> **PROBLEM DESCRIPTION**
All records below are to be repeated exactly, with the pictures left out.

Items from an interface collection
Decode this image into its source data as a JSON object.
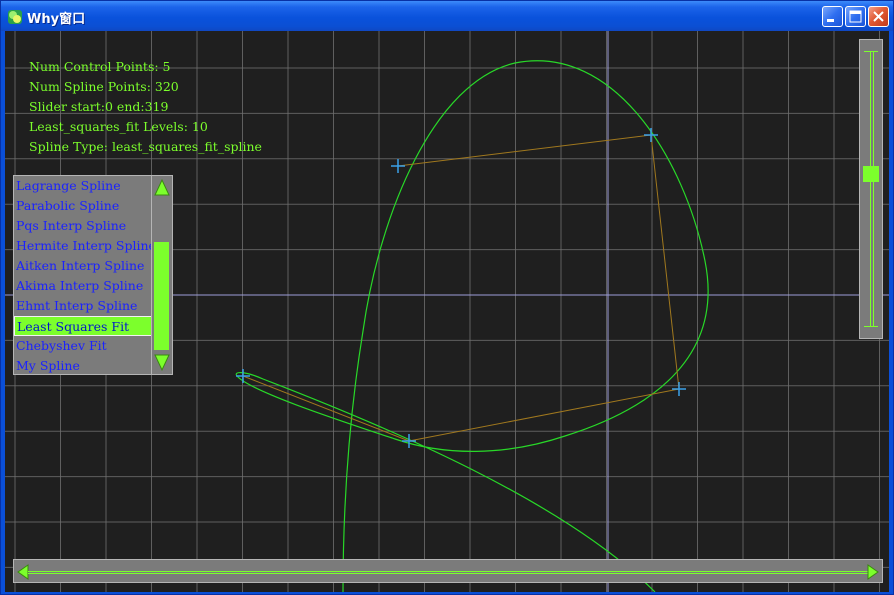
{
  "window": {
    "title": "Why窗口",
    "controls": [
      "minimize",
      "maximize",
      "close"
    ],
    "icons": {
      "app": "spline-app-icon"
    }
  },
  "info": {
    "num_control_points": "Num Control Points: 5",
    "num_spline_points": "Num Spline Points: 320",
    "slider_range": "Slider start:0 end:319",
    "levels": "Least_squares_fit Levels: 10",
    "spline_type": "Spline Type: least_squares_fit_spline"
  },
  "spline_list": {
    "items": [
      "Lagrange Spline",
      "Parabolic Spline",
      "Pqs Interp Spline",
      "Hermite Interp Spline",
      "Aitken Interp Spline",
      "Akima Interp Spline",
      "Ehmt Interp Spline",
      "Least Squares Fit",
      "Chebyshev Fit",
      "My Spline"
    ],
    "selected": "Least Squares Fit"
  },
  "control_points": [
    [
      393,
      135
    ],
    [
      646,
      104
    ],
    [
      674,
      358
    ],
    [
      404,
      410
    ],
    [
      238,
      345
    ]
  ],
  "colors": {
    "background": "#1f1f1f",
    "grid": "#6f6f6f",
    "axis": "#9c9cd8",
    "curve": "#28d828",
    "control_polygon": "#a0781e",
    "control_marker": "#3aa0e8",
    "text": "#7cff2c",
    "list_text": "#1a22ff",
    "accent": "#7cff2c",
    "panel": "#7b7b7b"
  }
}
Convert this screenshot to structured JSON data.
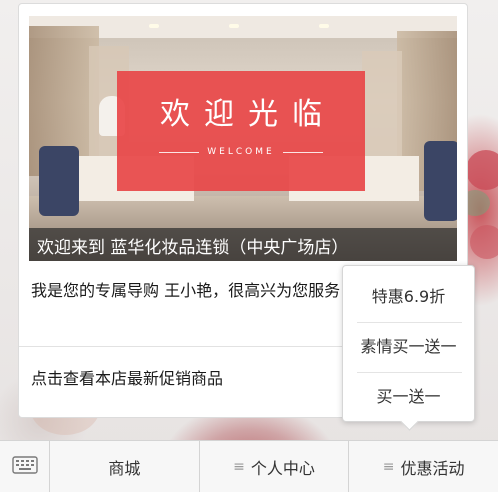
{
  "banner": {
    "welcome_title": "欢迎光临",
    "welcome_sub": "WELCOME",
    "caption": "欢迎来到 蓝华化妆品连锁（中央广场店）"
  },
  "message": {
    "intro": "我是您的专属导购 王小艳，很高兴为您服务！",
    "promo_link": "点击查看本店最新促销商品"
  },
  "popup_menu": {
    "items": [
      "特惠6.9折",
      "素情买一送一",
      "买一送一"
    ]
  },
  "bottom_bar": {
    "keyboard_icon": "keyboard-icon",
    "menu_icon": "hamburger-icon",
    "items": [
      "商城",
      "个人中心",
      "优惠活动"
    ]
  },
  "colors": {
    "welcome_red": "#e84648",
    "caption_bg": "#2d2d2d"
  }
}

> **FINISHED TASK**
Decode this image into its source data as a JSON object.
{
  "window": {
    "title": "Why窗口",
    "controls": [
      "minimize",
      "maximize",
      "close"
    ],
    "icons": {
      "app": "spline-app-icon"
    }
  },
  "info": {
    "num_control_points": "Num Control Points: 5",
    "num_spline_points": "Num Spline Points: 320",
    "slider_range": "Slider start:0 end:319",
    "levels": "Least_squares_fit Levels: 10",
    "spline_type": "Spline Type: least_squares_fit_spline"
  },
  "spline_list": {
    "items": [
      "Lagrange Spline",
      "Parabolic Spline",
      "Pqs Interp Spline",
      "Hermite Interp Spline",
      "Aitken Interp Spline",
      "Akima Interp Spline",
      "Ehmt Interp Spline",
      "Least Squares Fit",
      "Chebyshev Fit",
      "My Spline"
    ],
    "selected": "Least Squares Fit"
  },
  "control_points": [
    [
      393,
      135
    ],
    [
      646,
      104
    ],
    [
      674,
      358
    ],
    [
      404,
      410
    ],
    [
      238,
      345
    ]
  ],
  "colors": {
    "background": "#1f1f1f",
    "grid": "#6f6f6f",
    "axis": "#9c9cd8",
    "curve": "#28d828",
    "control_polygon": "#a0781e",
    "control_marker": "#3aa0e8",
    "text": "#7cff2c",
    "list_text": "#1a22ff",
    "accent": "#7cff2c",
    "panel": "#7b7b7b"
  }
}
Convert this screenshot to structured JSON data.
{
  "banner": {
    "welcome_title": "欢迎光临",
    "welcome_sub": "WELCOME",
    "caption": "欢迎来到 蓝华化妆品连锁（中央广场店）"
  },
  "message": {
    "intro": "我是您的专属导购 王小艳，很高兴为您服务！",
    "promo_link": "点击查看本店最新促销商品"
  },
  "popup_menu": {
    "items": [
      "特惠6.9折",
      "素情买一送一",
      "买一送一"
    ]
  },
  "bottom_bar": {
    "keyboard_icon": "keyboard-icon",
    "menu_icon": "hamburger-icon",
    "items": [
      "商城",
      "个人中心",
      "优惠活动"
    ]
  },
  "colors": {
    "welcome_red": "#e84648",
    "caption_bg": "#2d2d2d"
  }
}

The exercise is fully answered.